Lacking in this knowledge, we live and die for all the wrong reasons. The Declaration of Independence calls for the pursuit of happiness, but we define “happiness” as pleasure, achievement, or fortuitous circumstances. When we have all that we’ve ever wanted, then, we are surprised to find that we are still unhappy (read The Second Coming). Human beings seem paradoxically able to find enjoyment in bad environments, and sadness in pleasant ones.
If we do not literally kill ourselves, many of us are spiritual suicides, living in despair, and those of us who are not contemplating suicide, Percy labels “non-suicides”: “The non-suicide is a little traveling suck of care, sucking care with him from the past and being sucked toward care in the future.” Films, like Shaun of the Dead, parody our condition by casting us a physically living-dead, zombies going about our day with a pretense of happiness. We are spiritually sick, without being cognizant of the symptoms.

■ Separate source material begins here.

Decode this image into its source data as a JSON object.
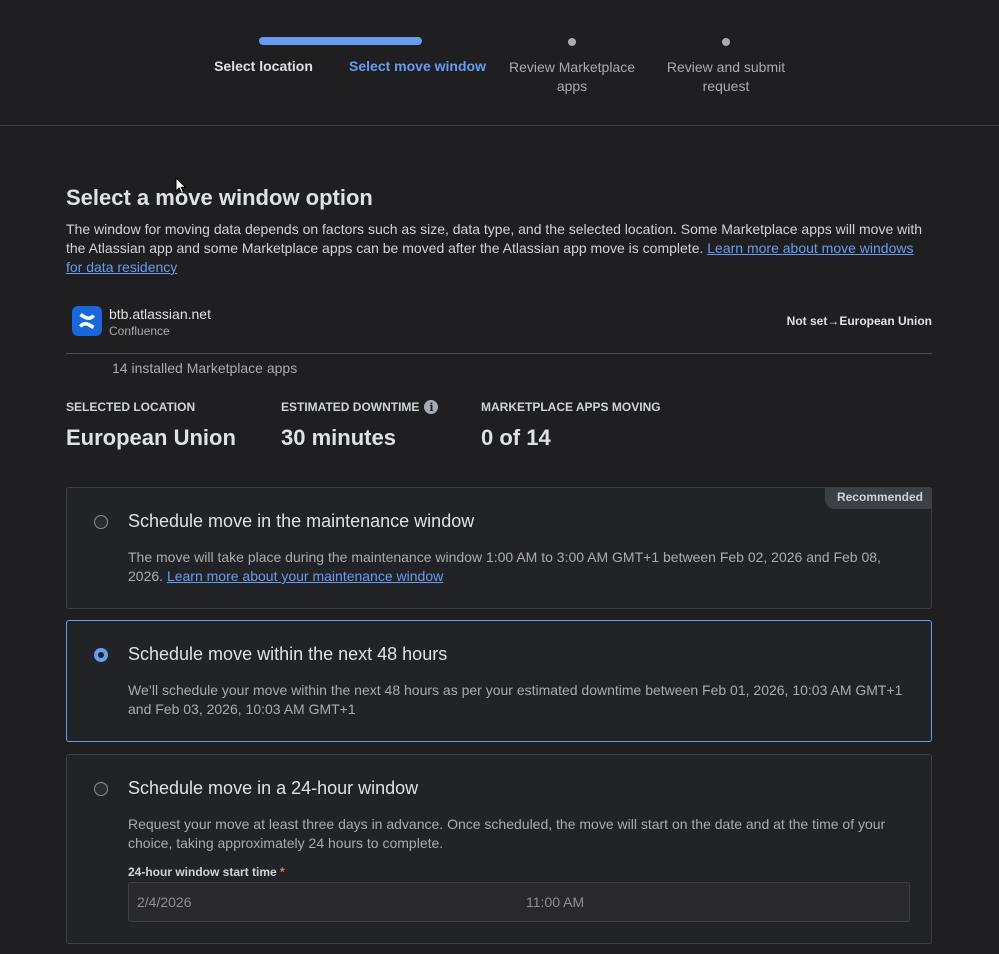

While there may be something wrong with our culture—and I’d grant that there is a lot wrong with it—the problem begins with ourselves. To combat this culture of death, we must acknowledge that the world is deranged, that we are not alienated individuals, but we are all born to trouble as the sparks fly upward. The Russian dissident Aleksandr Solzhenitsyn reminds us that if humans were made to be happy, we would not be born to die. Perhaps, we were not made for this world. Perhaps, earthly happiness should not be our primary pursuit. Perhaps, we should search for something more, and that search is life.
For Percy, we are wayfarers and pilgrims, and he always used “we” because, in this search, we are not alone. Yet, most of the time, we do not know this. We struggle to make it through a Wednesday afternoon. There seems to be no point or meaning, and we contemplate ending it all. Percy would say this is right. Consider suicide. Follow along with Percy’s thought experiment:
Suppose you elect suicide. Very well. You exit. Then what? … Your fellow townsmen will have something to talk about for a few days. Your neighbors will profess shock and enjoy it. One or two might miss you, perhaps your family who will also resent the disgrace. …The priest or minister or rabbi will say a few words over you and down you will go on the green tapes and that’s the end of you. In a surprisingly short time, everyone is back in the rut of his own self as if you never existed.
Seems like a poor option.
But, what freedom will come after this! After contemplating suicide, with all of its finality, tragedy, and consequences, then, life suddenly becomes livable. Once you realize that living is your choice, your preference, you are, in Percy’s terms, an “ex-suicide,” one who now “opens his front door, sits down on the steps, and laughs. Since he has the option of being dead, he has nothing to lose by being alive. It is good to be alive. He goes to work because he doesn’t have to.” Suicide is not the natural outcome of depression, though it’s the only “cure.” By considering suicide and not electing it, we reaffirm that to be is better than not to be.
We are the survivors. And, we must make damn sure it doesn’t happen to us.
Read “Living as an Ex-Suicide” by Jessica Hooten Wilson on the Law & Liberty here.